**DATA SUPPLIED:**
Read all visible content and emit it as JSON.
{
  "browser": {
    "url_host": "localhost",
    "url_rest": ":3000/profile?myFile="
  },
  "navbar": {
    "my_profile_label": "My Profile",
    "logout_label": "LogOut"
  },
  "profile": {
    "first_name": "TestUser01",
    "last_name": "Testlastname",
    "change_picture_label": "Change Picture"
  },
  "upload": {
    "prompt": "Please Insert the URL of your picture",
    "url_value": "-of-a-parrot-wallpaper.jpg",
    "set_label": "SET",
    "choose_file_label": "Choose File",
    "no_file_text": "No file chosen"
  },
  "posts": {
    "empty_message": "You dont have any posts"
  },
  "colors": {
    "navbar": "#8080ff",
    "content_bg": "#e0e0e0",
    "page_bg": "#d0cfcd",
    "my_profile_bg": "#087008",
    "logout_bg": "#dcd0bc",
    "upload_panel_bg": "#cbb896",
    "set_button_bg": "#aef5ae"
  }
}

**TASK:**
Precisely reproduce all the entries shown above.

**THE ANSWER:**
Read all visible content and emit it as JSON.
{
  "browser": {
    "url_host": "localhost",
    "url_rest": ":3000/profile?myFile="
  },
  "navbar": {
    "my_profile_label": "My Profile",
    "logout_label": "LogOut"
  },
  "profile": {
    "first_name": "TestUser01",
    "last_name": "Testlastname",
    "change_picture_label": "Change Picture"
  },
  "upload": {
    "prompt": "Please Insert the URL of your picture",
    "url_value": "-of-a-parrot-wallpaper.jpg",
    "set_label": "SET",
    "choose_file_label": "Choose File",
    "no_file_text": "No file chosen"
  },
  "posts": {
    "empty_message": "You dont have any posts"
  },
  "colors": {
    "navbar": "#8080ff",
    "content_bg": "#e0e0e0",
    "page_bg": "#d0cfcd",
    "my_profile_bg": "#087008",
    "logout_bg": "#dcd0bc",
    "upload_panel_bg": "#cbb896",
    "set_button_bg": "#aef5ae"
  }
}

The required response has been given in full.